There are several similarities between the Harmons and other families from famous cinematic ghost stories, like the Torrances from The Shining and the Lutzes from The Amityville Horror. Like the Torrance family, the Harmons were nearly torn apart by a mistake made by the father that they hope the move will help repair, and it’s the father who is initially affected by the forces that inhabit the house. American Horror Story shamelessly cribs from the classic fright flicks of the past while simultaneously positioning itself as something radically different from what we’ve seen before, and it fails on both fronts. Granted, television shows that air on basic or pay cable channels aren’t often given the 24-episode season breathing space to develop as most network shows are, but those extra episodes are usually more of a detriment than a benefit to those shows. Cable television series are given shorter seasons for various reasons, but the best one is that with truncated seasons they are able to tell more focused stories and concentrate on the plots and characters that are the most vital to the show. American Horror Story acts like it’s in a rush, and that ultimately hurts the narrative and leaves the cast confronted with material that doesn’t trust them. How can we be expected to know and feel for them when the show’s creators are too busy filling the screen with freaky imagery to give enough of a damn to provide the actors with decent material to play?
Technically the show looks good with moody cinematography by Christopher Baffa (a collaborator of Murphy’s from Nip/Tuck and Glee) and impeccable editing and sound design, but the acting is all over the map: Britton comes off as the most sympathetic because she can do more with a facial expression than most of her peers can accomplish with a full-page monologue; McDermott starts out as a likable enough guy but it’s not long for his trademark overbearing intensity surfaces and his performance once again becomes unbearable to watch; Conroy, Lange, Brewer, and O’Hare all mostly stand around being weird; and Farmiga is the typical sullen teenager starved for attention. Only Peters’ character comes off as the most watchable because of his unpredictable nature, but he tends to overplay his dramatic moments much like McDermott.

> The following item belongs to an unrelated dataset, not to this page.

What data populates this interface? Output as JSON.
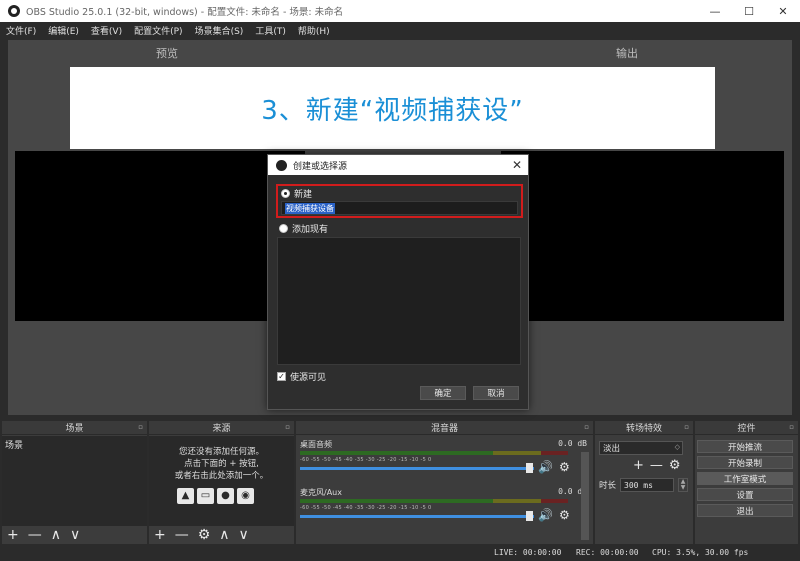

I’m a sucker for a good horror show so I watched the pilot episode of American Horror Story expecting good things, even though I think Ryan Murphy is an overpaid and overrated hack. The show has the ambition to be something worthwhile, but it lacks the interesting characters, storytelling clarity, and wit of a series like True Blood. It’s all too much and too soon, and sadly not enough. Unless you enjoy looking at Dylan McDermott’s bare ass.